It happened last summer, too. Channels of information would barrel by, sideswiping me in the gossipy whirl of the newly engaged. I tried to let the confetti fall then with less effect, then when I was raw and refusing to heal. And now full on love also, I mask the sting of envy but artfully, more optimistically, more contented. I have found that I actually am glad for those embarking upon such a merging, in the same way I have grown to appreciate friend's whose soldiers have returned while mine remains away. It is one of the most grown-up lessons I've learned thus far, to be happy for others when the same place inside is filled with only echoes.
I'm one of those girls who dates with agenda, who loves with future visions, and scribbles a familiar first name with possible lasts [Mrs. The Staff Sergeant]. And for the first time, I am not met with similar views. I brought up the taboo language of Marriage once, too early of course. It blew up with a cacophony of offense and defense, blubbering and recoiling. We survived though.
- I'm sorry about last night.
- I'm sorry it scared me.
We carry with us the heavy weights of childhood impressions, though I am unsure why I want it so - the last name, the family-of-two, the Home anchor. But I do. I do ten-fold when he's gone and I'm weary from absence, and wondering, but pretty sure he doesn't think about Us that way. And week after week more futures spin by like trains with destinations I cannot see. Life works out how it should, I know, but there's no one I could imagine being more perfect than him. There is no one else I would willingly follow to the ends of the earth, through the obstacle course of Army, and war.

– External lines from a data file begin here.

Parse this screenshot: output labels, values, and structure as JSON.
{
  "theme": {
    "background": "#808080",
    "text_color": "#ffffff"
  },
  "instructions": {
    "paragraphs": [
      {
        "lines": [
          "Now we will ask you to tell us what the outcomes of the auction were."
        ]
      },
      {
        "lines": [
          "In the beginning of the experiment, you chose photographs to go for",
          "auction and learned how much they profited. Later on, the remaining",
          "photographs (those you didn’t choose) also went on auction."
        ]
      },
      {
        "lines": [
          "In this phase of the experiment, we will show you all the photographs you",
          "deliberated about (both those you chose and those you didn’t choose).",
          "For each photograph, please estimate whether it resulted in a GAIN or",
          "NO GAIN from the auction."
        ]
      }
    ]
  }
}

We're closing in on a year and maybe it seems rushed to claim readiness. But don't they say that when you know, you know?